Once qualified, the PR then gathers the assets of the estate. The PR is responsible for collecting and managing probate assets, which are those assets which pass to heirs under the terms of the decedent’s will or by the law of intestate succession if there is no will. After gathering the assets, the PR notifies creditors by mail and by publication of the deadline to file claims against the estate to pay the decedent’s debts. If claims are not timely filed, they are barred. Once a claim is filed, the PR has thirty days after the claim is filed or four months after the notice is published, whichever is later, to object to the claim. If no timely objection is filed, the PR must pay the claim using estate funds. If the PR objects to the claim, the creditor has thirty days to file suit to have the court decide the validity of the claim. If suit is not timely filed, the claim is barred.
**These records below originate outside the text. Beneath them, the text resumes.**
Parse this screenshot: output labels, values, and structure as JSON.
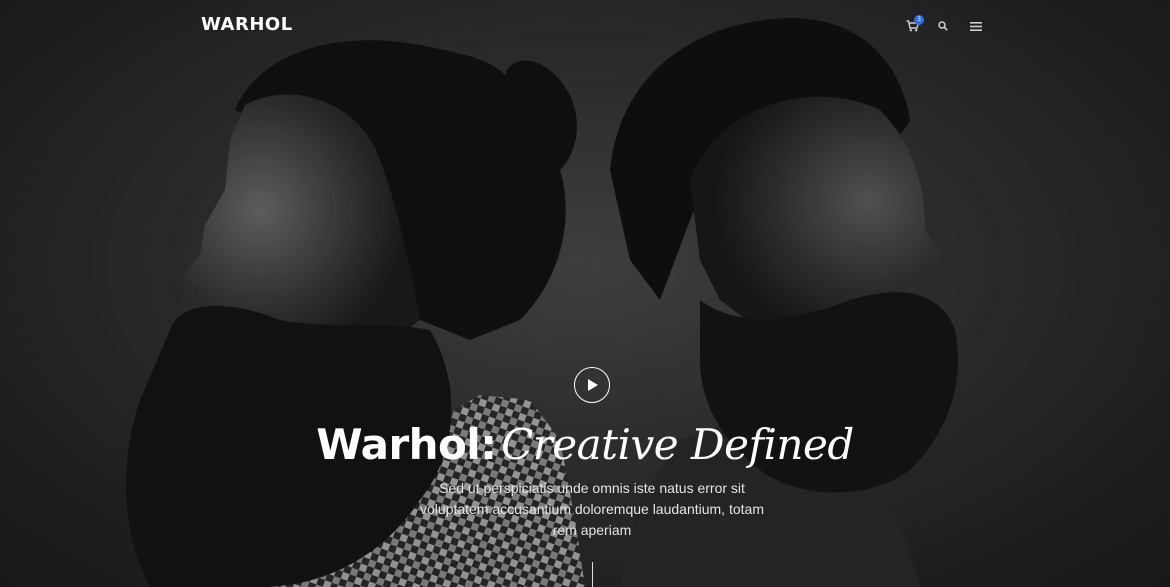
{
  "header": {
    "logo": "WARHOL",
    "cart_count": "3",
    "icons": [
      "cart-icon",
      "search-icon",
      "menu-icon"
    ]
  },
  "hero": {
    "title_bold": "Warhol:",
    "title_italic": "Creative Defined",
    "subtitle_lines": [
      "Sed ut perspiciatis unde omnis iste natus error sit",
      "voluptatem accusantium doloremque laudantium, totam",
      "rem aperiam"
    ],
    "play_icon": "play-icon"
  },
  "colors": {
    "background": "#2a2a2a",
    "text": "#ffffff",
    "badge": "#2f6fe0"
  }
}
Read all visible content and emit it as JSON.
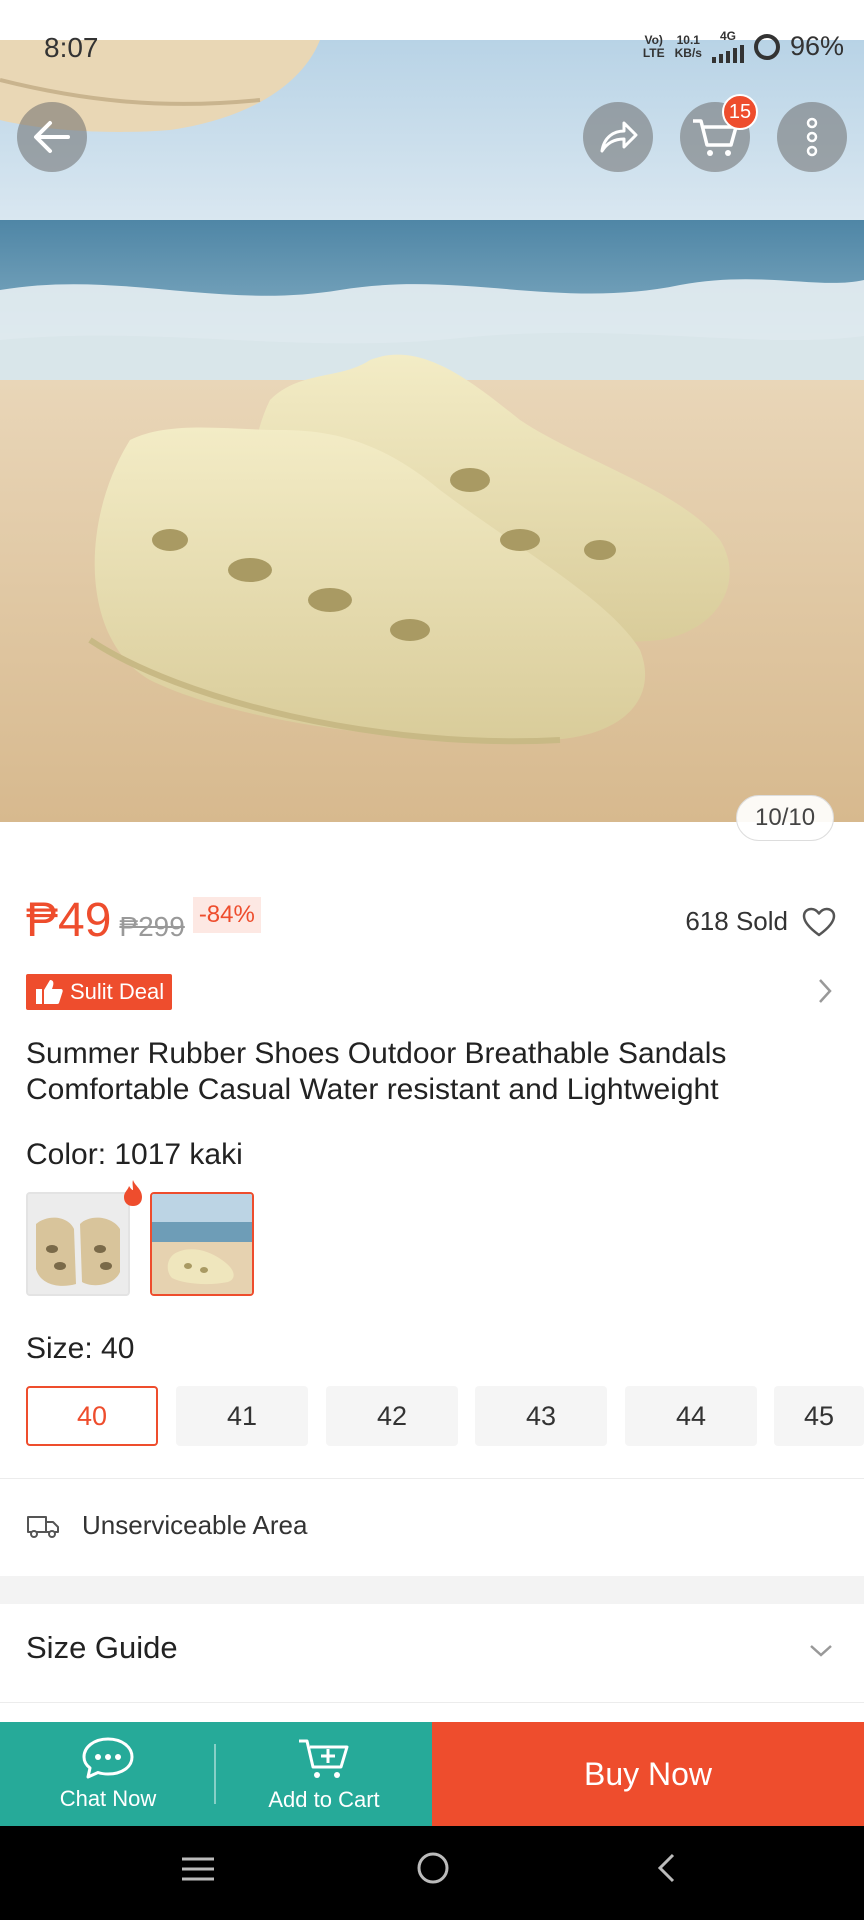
{
  "status_bar": {
    "time": "8:07",
    "volte_top": "Vo)",
    "volte_bottom": "LTE",
    "speed_top": "10.1",
    "speed_bottom": "KB/s",
    "network": "4G",
    "battery": "96%"
  },
  "hero": {
    "cart_count": "15",
    "image_counter": "10/10",
    "icons": [
      "back-arrow-icon",
      "share-icon",
      "cart-icon",
      "more-vertical-icon"
    ]
  },
  "price": {
    "current": "₱49",
    "original": "₱299",
    "discount": "-84%",
    "sold": "618 Sold"
  },
  "deal": {
    "label": "Sulit Deal"
  },
  "product": {
    "title": "Summer Rubber Shoes Outdoor Breathable Sandals Comfortable Casual Water resistant and Lightweight"
  },
  "color": {
    "label": "Color: 1017 kaki",
    "selected_index": 1
  },
  "size": {
    "label": "Size: 40",
    "options": [
      "40",
      "41",
      "42",
      "43",
      "44",
      "45"
    ],
    "selected": "40"
  },
  "shipping": {
    "label": "Unserviceable Area"
  },
  "size_guide": {
    "label": "Size Guide"
  },
  "bottom_bar": {
    "chat_label": "Chat Now",
    "cart_label": "Add to Cart",
    "buy_label": "Buy Now"
  },
  "colors": {
    "accent": "#ee4d2d",
    "teal": "#26aa99"
  }
}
The end of the probate process is a busy time for the PR. After all creditor claims are paid or otherwise resolved, the PR must distribute the remaining assets to the heirs. To do so, the PR might be required to close accounts to convert them to cash, sell other assets if the will so directs, or execute deeds to transfer title to real estate to the heirs. In addition, the PR must file a final accounting with the court, which shows the assets that came into the hands of the decedent, what debts and expenses were paid, and what bequests were distributed to the heirs. The PR also must file a petition with the court to close the estate and discharge the PR from further service. If the court finds everything to be in order, it will issue an order closing the estate. At that time, the process is finished.

Summary Administration
In some cases the formal administration process described above can be avoided. In cases where the assets of the estate which are not exempt from probate, such as homestead exempt property, are worth less than $75,000.00, the estate qualifies for summary administration.

Summary administration is a probate process that is greatly expedited, compared to the formal administration process. Typically, the summary administration process takes a few weeks, as opposed to several months for the formal administration process.

When possible, we use the summary administration process to save our clients time and money. Please ask us if summary administration is appropriate in your case.

Tax Preparation Services
Large estates are required to pay estate tax. In 2009, an estate worth over $3,000,000.00 must file an estate tax return. In addition, if the estate earns income while it is pending, it might have to file an income tax return. We have experience preparing and filing those returns, and are prepared to assist you with the returns as part of the probate process.

Estate Disputes
Unfortunately, in some cases disputes between those interested in an estate arise. We counsel our clients to attempt to resolve such disputes. However, in cases where such a resolution is not possible, we represent clients in court to protect and advance their interest in an estate, including trying the case before a jury and pursuing appeals, if necessary.

Trust Administration
We also represent trustees and beneficiaries in various trust administration matters as well as disputes regarding trust provisions.

If the decedent had a properly drafted and funded trust in effect before death, the administration process can be expedited greatly. Although the services of an attorney is not required to administer a trust, an attorney can actually save the beneficiaries time and money by ensuring that the trust terms are carried out as quickly and efficiently as possible.